A 7-year-old girl from Denver passed away on Sunday after falling ill with symptoms of the flu in late December.
Selina Nguyen was admitted to the Children’s Hospital Colorado in Aurora shortly before Christmas, exhibiting symptoms of the flu as well as a severe fever.
She had been in a coma ever since, Fox 31 reported.
GRAPHIC: TEEN LEFT WITH PAINFUL BLISTERS, BURNS AFTER SEVERE REACTION TO MEDICATION
In mid-January, a friend of Selina’s family had told KMGH it was “not looking good” for the girl, despite the hospital’s efforts.
“Selina has now been in Children’s Hospital ever since [she was admitted] with no brain activity, and they have done some surgeries, she is breathing but only partially on her own,” Berkleigh Warren told the outlet at the time.
Selina’s family ultimately decided to end life support on Sunday, a family friend confirmed.
Warren’s company had also set up a GoFundMe page to cover the family’s funeral costs, with any extra funds being donated to charity.
Selina did not receive a flu shot this year, Fox 31 reports.
FLU SYMPTOMS AND PREVENTION: WHAT YOU NEED TO KNOW
The Colorado girl’s death follows the death of 4-year-old Ashanti Grinage, who died in early February after battling a flu-related illness.
According to the Centers for Disease Control and Prevention, nearly 5,800 flu-related hospitalizations have occurred since Oct. 1. The highest rate of hospitalization is among adults older than 65 and children younger than 5. A total of 28 influenza-associated pediatric deaths have been reported so far for the 2018-2019 season.
Physicians and health officials continue to stress that the flu vaccine is the first line of defense against the virus, and that it can help lessen the severity of the illness. The virus typically causes fever, cough, sore throat, runny or stuffy nose, muscle or body aches, headaches, fatigue, vomiting and diarrhea.

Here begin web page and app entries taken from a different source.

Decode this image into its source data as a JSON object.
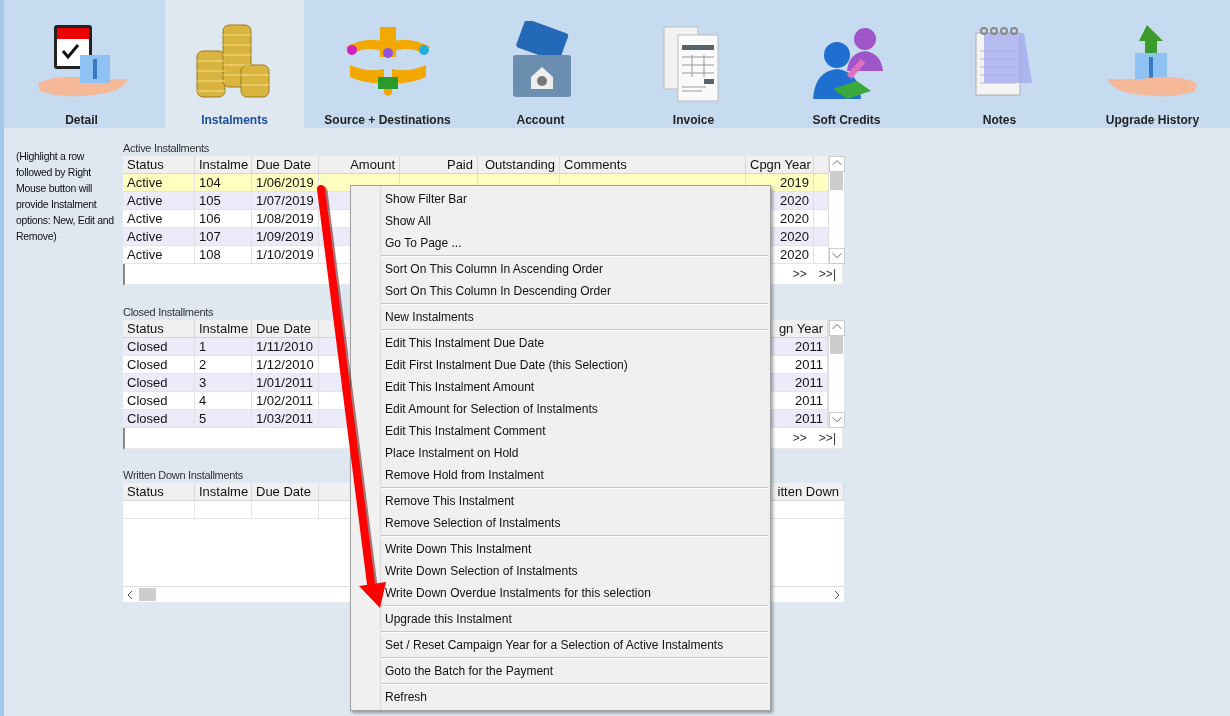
{
  "tabs": [
    {
      "label": "Detail",
      "selected": false
    },
    {
      "label": "Instalments",
      "selected": true
    },
    {
      "label": "Source + Destinations",
      "selected": false
    },
    {
      "label": "Account",
      "selected": false
    },
    {
      "label": "Invoice",
      "selected": false
    },
    {
      "label": "Soft Credits",
      "selected": false
    },
    {
      "label": "Notes",
      "selected": false
    },
    {
      "label": "Upgrade History",
      "selected": false
    }
  ],
  "hint": "(Highlight a row followed by Right Mouse button will provide Instalment options: New, Edit and Remove)",
  "active_installments": {
    "title": "Active Installments",
    "columns": [
      "Status",
      "Instalme",
      "Due Date",
      "Amount",
      "Paid",
      "Outstanding",
      "Comments",
      "Cpgn Year"
    ],
    "rows": [
      {
        "status": "Active",
        "instalment": "104",
        "due_date": "1/06/2019",
        "cpgn_year": "2019",
        "selected": true
      },
      {
        "status": "Active",
        "instalment": "105",
        "due_date": "1/07/2019",
        "cpgn_year": "2020",
        "selected": false
      },
      {
        "status": "Active",
        "instalment": "106",
        "due_date": "1/08/2019",
        "cpgn_year": "2020",
        "selected": false
      },
      {
        "status": "Active",
        "instalment": "107",
        "due_date": "1/09/2019",
        "cpgn_year": "2020",
        "selected": false
      },
      {
        "status": "Active",
        "instalment": "108",
        "due_date": "1/10/2019",
        "cpgn_year": "2020",
        "selected": false
      }
    ],
    "nav": [
      ">>",
      ">>|"
    ]
  },
  "closed_installments": {
    "title": "Closed Installments",
    "columns": [
      "Status",
      "Instalme",
      "Due Date",
      "gn Year"
    ],
    "rows": [
      {
        "status": "Closed",
        "instalment": "1",
        "due_date": "1/11/2010",
        "cpgn_year": "2011",
        "selected": false
      },
      {
        "status": "Closed",
        "instalment": "2",
        "due_date": "1/12/2010",
        "cpgn_year": "2011",
        "selected": false
      },
      {
        "status": "Closed",
        "instalment": "3",
        "due_date": "1/01/2011",
        "cpgn_year": "2011",
        "selected": false
      },
      {
        "status": "Closed",
        "instalment": "4",
        "due_date": "1/02/2011",
        "cpgn_year": "2011",
        "selected": false
      },
      {
        "status": "Closed",
        "instalment": "5",
        "due_date": "1/03/2011",
        "cpgn_year": "2011",
        "selected": false
      }
    ],
    "nav": [
      ">>",
      ">>|"
    ]
  },
  "written_down_installments": {
    "title": "Written Down Installments",
    "columns": [
      "Status",
      "Instalme",
      "Due Date",
      "itten Down"
    ]
  },
  "context_menu": {
    "groups": [
      [
        "Show Filter Bar",
        "Show All",
        "Go To Page ..."
      ],
      [
        "Sort On This Column In Ascending Order",
        "Sort On This Column In Descending Order"
      ],
      [
        "New Instalments"
      ],
      [
        "Edit This Instalment Due Date",
        "Edit First Instalment Due Date (this Selection)",
        "Edit This Instalment Amount",
        "Edit Amount for Selection of Instalments",
        "Edit This Instalment Comment",
        "Place Instalment on Hold",
        "Remove Hold from Instalment"
      ],
      [
        "Remove This Instalment",
        "Remove Selection of Instalments"
      ],
      [
        "Write Down This Instalment",
        "Write Down Selection of Instalments",
        "Write Down Overdue Instalments for this selection"
      ],
      [
        "Upgrade this Instalment"
      ],
      [
        "Set / Reset Campaign Year for a Selection of Active Instalments"
      ],
      [
        "Goto the Batch for the Payment"
      ],
      [
        "Refresh"
      ]
    ]
  }
}
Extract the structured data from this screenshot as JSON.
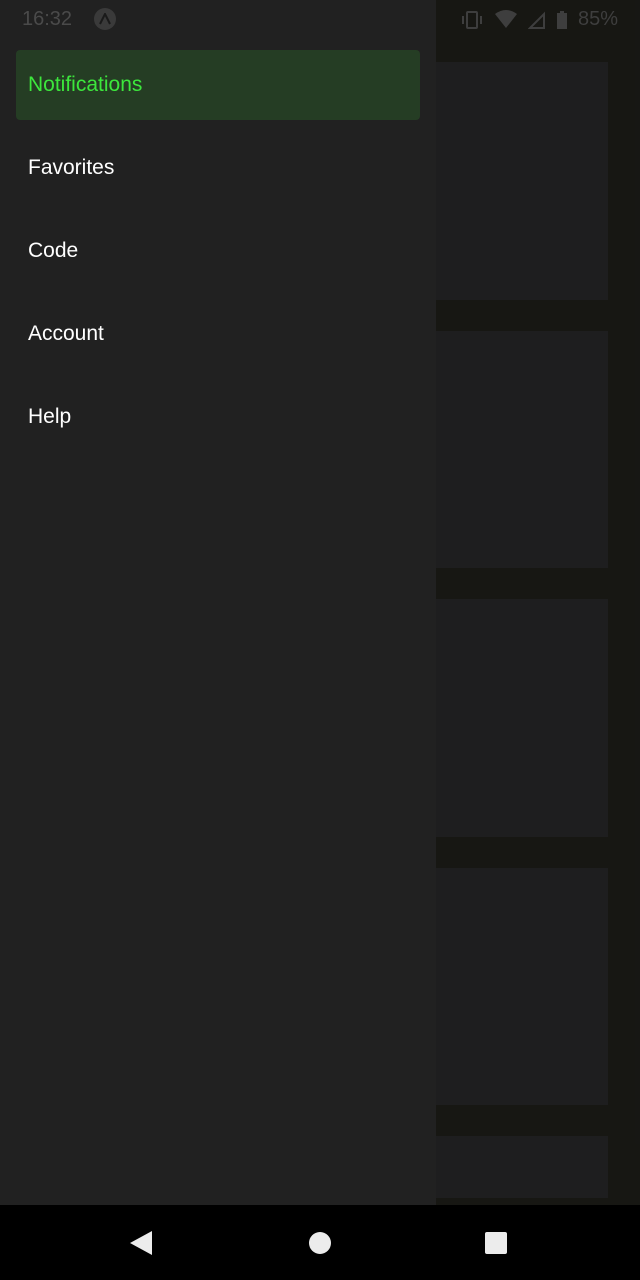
{
  "status_bar": {
    "time": "16:32",
    "battery": "85%"
  },
  "drawer": {
    "items": [
      {
        "label": "Notifications",
        "active": true
      },
      {
        "label": "Favorites",
        "active": false
      },
      {
        "label": "Code",
        "active": false
      },
      {
        "label": "Account",
        "active": false
      },
      {
        "label": "Help",
        "active": false
      }
    ]
  },
  "colors": {
    "drawer_bg": "#212121",
    "active_bg": "#253d24",
    "active_text": "#3ce63c",
    "text": "#ffffff"
  },
  "nav_bar": {
    "icons": [
      "back-icon",
      "home-icon",
      "recents-icon"
    ]
  }
}
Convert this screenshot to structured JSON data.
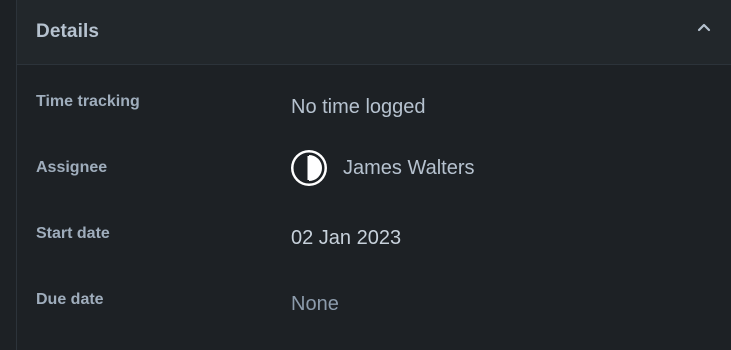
{
  "panel": {
    "title": "Details",
    "collapse_icon": "chevron-up-icon"
  },
  "fields": {
    "time_tracking": {
      "label": "Time tracking",
      "value": "No time logged"
    },
    "assignee": {
      "label": "Assignee",
      "value": "James Walters",
      "avatar_icon": "user-avatar-icon"
    },
    "start_date": {
      "label": "Start date",
      "value": "02 Jan 2023"
    },
    "due_date": {
      "label": "Due date",
      "value": "None"
    }
  },
  "colors": {
    "background": "#1d2125",
    "header_background": "#22272b",
    "label_text": "#9fadbc",
    "value_text": "#b6c2cf"
  }
}
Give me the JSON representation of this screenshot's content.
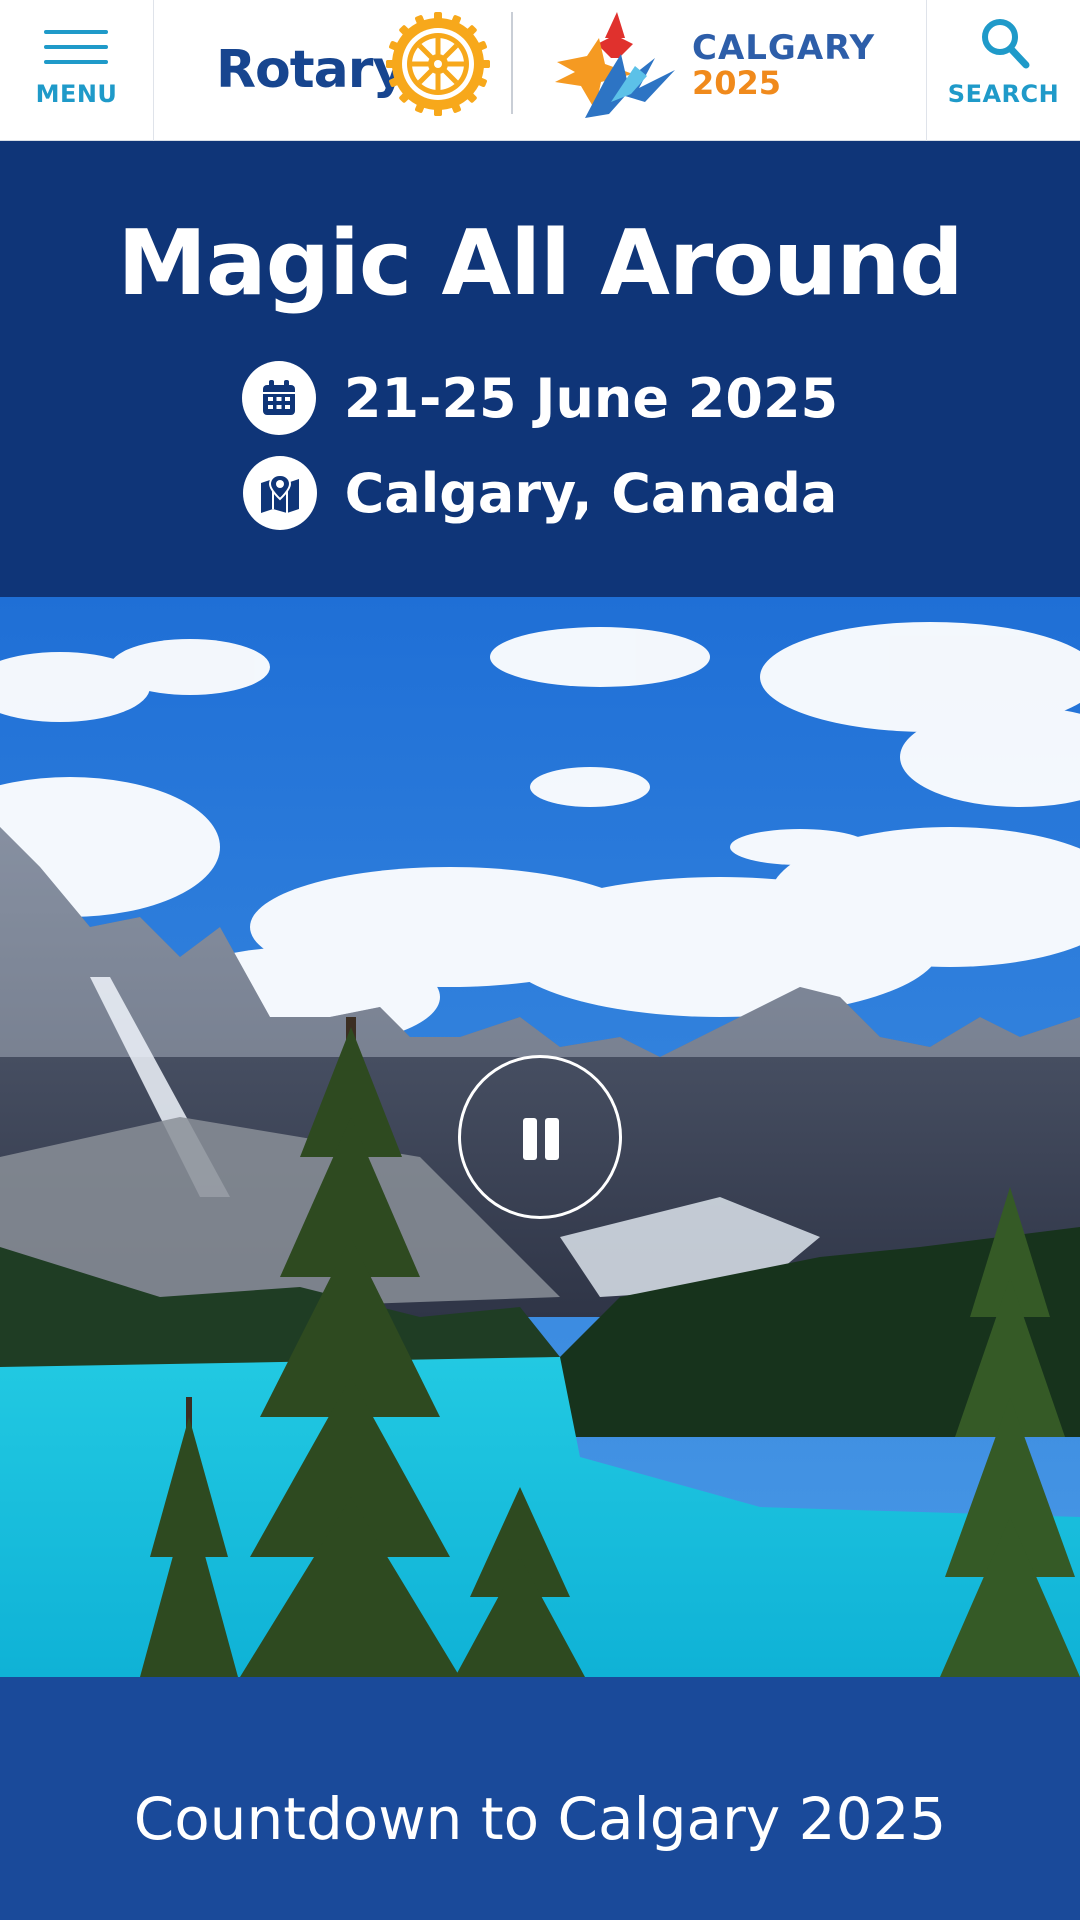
{
  "header": {
    "menu_label": "MENU",
    "search_label": "SEARCH",
    "rotary_word": "Rotary",
    "calgary_word": "CALGARY",
    "calgary_year": "2025"
  },
  "hero": {
    "title": "Magic All Around",
    "date": "21-25 June 2025",
    "location": "Calgary, Canada"
  },
  "icons": {
    "menu": "hamburger-icon",
    "search": "search-icon",
    "date": "calendar-icon",
    "location": "map-icon",
    "video_control": "pause-icon"
  },
  "countdown": {
    "title": "Countdown to Calgary 2025"
  },
  "colors": {
    "navy": "#0f3578",
    "royal_blue": "#1a4a9a",
    "accent_cyan": "#1f9ac9",
    "rotary_gold": "#f7a81b",
    "calgary_orange": "#f08a1c"
  }
}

While most people recover from the flu without requiring hospitalization, some can develop life-threatening complications.
CLICK HERE TO GET THE FOX NEWS APP
Alexandria Hein contributed to this report.